As there is no excellence or performance-based criteria to be met to access an award for this round, any evidence of individual excellence (related to COVID-19 or pre-COVID-19 activity) can be saved for when arrangements return to normal in the next round of competitive applications.
Q18. We feel that all staff have contributed to an outstanding COVID-19 response. Can we share this funding with other staff, such as SAS doctors and nurses?
This funding comes from NHS England’s ring-fenced consultants’ pay budget. Whilst we know there may be some local appetite for sharing awards to other staff who contribute to the delivery of services alongside consultants, it is not the intention of the arrangements.
Q19. With this one-off payment, are the doctors then in receipt of a CEA award?
Technically, the answer would be no. The intention is to equally distribute the available LCEA funds in a way which is not administratively burdensome on the trust or doctors at a time when resource is needed on the frontline. As there is no excellence or performance-based criteria to be met to access an award, the payment can’t really be considered as an award for clinical excellence. As such, any evidence of individual excellence can be saved back for when we return to normal in the next round of competitive applications.
Q20. How much money is each eligible consultant entitled to?
The size of the award ‘pot’ will differ in each trust. As per the LCEA guidance, the level of investment is calculated using an ‘award value’ and an ‘investment ratio’.
The award value currently stands at £3,092 and the investment ratio at 0.218 per eligible consultant (the cumulative nature of the awards makes the total ratio this year 1.242).
Additional points to note
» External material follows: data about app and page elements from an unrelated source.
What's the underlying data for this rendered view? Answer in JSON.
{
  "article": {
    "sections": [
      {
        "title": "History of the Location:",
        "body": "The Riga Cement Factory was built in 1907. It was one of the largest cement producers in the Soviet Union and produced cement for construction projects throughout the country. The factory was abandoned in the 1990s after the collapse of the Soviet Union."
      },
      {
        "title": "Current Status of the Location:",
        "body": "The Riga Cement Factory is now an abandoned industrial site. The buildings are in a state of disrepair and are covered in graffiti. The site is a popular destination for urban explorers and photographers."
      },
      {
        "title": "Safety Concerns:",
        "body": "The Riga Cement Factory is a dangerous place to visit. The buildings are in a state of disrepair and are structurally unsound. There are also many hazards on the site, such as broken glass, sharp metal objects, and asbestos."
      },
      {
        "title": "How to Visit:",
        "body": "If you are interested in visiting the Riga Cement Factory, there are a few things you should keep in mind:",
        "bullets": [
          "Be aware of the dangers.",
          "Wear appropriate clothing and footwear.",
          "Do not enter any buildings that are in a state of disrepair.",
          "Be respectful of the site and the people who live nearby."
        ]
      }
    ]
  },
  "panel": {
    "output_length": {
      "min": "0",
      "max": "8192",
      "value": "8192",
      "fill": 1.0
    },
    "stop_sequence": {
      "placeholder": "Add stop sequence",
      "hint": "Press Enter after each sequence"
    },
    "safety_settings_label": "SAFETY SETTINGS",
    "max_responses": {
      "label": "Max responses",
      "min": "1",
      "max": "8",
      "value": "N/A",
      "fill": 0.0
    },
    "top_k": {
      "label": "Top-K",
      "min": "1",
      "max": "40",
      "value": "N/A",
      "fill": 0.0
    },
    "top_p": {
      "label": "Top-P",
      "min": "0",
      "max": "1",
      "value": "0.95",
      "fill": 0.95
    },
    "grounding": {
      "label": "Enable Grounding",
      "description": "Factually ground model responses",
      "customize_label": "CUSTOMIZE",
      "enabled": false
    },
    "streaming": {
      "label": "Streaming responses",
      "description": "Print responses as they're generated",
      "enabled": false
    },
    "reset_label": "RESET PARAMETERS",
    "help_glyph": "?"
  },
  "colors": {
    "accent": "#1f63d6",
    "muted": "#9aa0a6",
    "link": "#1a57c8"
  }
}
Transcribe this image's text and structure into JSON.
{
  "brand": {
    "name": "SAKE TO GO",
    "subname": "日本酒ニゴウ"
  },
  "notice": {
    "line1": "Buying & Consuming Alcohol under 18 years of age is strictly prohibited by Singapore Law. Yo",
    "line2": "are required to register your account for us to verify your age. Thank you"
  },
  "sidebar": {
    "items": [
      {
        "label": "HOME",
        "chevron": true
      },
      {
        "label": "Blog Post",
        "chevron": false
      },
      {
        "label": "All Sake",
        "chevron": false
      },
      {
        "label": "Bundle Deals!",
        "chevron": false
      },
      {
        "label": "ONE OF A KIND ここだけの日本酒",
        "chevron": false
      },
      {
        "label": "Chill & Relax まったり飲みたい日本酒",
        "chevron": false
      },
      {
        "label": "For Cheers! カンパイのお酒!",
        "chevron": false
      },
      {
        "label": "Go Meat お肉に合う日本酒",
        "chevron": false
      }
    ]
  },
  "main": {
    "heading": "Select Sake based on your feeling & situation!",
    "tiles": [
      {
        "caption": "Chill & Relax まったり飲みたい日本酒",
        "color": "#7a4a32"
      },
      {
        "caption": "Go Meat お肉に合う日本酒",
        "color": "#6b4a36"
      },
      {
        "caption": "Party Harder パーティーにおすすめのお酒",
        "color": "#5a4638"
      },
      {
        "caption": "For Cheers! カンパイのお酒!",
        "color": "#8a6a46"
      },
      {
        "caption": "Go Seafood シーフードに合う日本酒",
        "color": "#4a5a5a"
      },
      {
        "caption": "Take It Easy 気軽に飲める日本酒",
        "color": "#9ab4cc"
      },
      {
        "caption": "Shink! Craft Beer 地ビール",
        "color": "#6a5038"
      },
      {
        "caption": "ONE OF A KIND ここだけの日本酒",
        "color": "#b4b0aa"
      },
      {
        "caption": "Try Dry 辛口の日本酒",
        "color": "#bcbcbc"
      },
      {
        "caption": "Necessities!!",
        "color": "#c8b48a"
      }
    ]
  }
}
The funding for reversions from existing national clinical excellence awards to existing LCEAs will be funded from outside the minimum investment requirements for the 2018 award round only. For subsequent years the funding for such reversions will be covered by the minimum investment funds.